◆ **Activity**
Copy out, from the entries below, each line holding the string "year".

(Given information begins)

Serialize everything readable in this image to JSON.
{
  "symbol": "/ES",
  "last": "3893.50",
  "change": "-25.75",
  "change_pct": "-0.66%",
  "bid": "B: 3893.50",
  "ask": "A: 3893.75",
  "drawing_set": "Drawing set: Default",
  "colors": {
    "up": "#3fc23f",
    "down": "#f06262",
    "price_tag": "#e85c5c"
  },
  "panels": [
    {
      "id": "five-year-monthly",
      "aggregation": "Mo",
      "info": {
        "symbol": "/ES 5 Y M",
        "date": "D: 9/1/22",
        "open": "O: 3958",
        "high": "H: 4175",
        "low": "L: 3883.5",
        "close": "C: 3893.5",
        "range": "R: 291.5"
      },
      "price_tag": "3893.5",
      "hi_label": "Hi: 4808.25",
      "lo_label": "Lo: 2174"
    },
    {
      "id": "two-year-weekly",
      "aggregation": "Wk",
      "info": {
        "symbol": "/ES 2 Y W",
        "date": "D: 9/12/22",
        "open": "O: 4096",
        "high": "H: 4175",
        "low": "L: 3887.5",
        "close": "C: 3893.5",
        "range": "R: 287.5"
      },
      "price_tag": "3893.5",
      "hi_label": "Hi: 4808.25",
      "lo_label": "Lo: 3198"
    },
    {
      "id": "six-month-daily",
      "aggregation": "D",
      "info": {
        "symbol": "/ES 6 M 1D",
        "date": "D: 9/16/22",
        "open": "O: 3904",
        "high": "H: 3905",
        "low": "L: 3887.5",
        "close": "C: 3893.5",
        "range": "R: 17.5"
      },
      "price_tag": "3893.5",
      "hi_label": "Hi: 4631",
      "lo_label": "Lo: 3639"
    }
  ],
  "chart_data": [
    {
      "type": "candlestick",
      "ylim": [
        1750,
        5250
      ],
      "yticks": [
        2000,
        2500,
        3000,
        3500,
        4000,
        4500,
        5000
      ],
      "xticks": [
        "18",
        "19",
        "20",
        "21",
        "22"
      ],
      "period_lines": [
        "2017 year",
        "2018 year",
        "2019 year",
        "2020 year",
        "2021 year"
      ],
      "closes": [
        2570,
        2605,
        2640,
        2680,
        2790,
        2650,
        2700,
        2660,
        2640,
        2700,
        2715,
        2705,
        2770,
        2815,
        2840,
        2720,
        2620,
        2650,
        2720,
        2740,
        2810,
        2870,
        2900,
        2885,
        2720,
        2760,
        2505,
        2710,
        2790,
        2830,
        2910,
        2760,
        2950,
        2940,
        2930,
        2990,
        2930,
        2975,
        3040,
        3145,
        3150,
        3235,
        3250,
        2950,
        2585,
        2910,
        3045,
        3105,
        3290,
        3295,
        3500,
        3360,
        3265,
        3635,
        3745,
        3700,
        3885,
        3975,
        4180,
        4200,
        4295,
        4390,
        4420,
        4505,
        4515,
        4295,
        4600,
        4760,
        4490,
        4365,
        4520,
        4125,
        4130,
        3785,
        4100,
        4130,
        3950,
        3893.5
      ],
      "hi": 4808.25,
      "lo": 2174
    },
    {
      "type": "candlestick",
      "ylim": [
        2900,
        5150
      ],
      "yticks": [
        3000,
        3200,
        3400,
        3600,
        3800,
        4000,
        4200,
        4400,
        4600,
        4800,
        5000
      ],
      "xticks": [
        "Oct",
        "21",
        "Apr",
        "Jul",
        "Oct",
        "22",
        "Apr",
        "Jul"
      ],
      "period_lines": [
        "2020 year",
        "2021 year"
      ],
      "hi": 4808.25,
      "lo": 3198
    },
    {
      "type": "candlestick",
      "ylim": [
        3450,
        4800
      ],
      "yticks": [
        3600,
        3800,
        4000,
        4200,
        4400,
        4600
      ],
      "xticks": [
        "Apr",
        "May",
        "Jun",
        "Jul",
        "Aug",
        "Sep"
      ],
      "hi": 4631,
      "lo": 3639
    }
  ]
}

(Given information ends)

◆ **Output for this task**
      "id": "five-year-monthly",
      "id": "two-year-weekly",
        "2017 year",
        "2018 year",
        "2019 year",
        "2020 year",
        "2021 year"
        "2020 year",
        "2021 year"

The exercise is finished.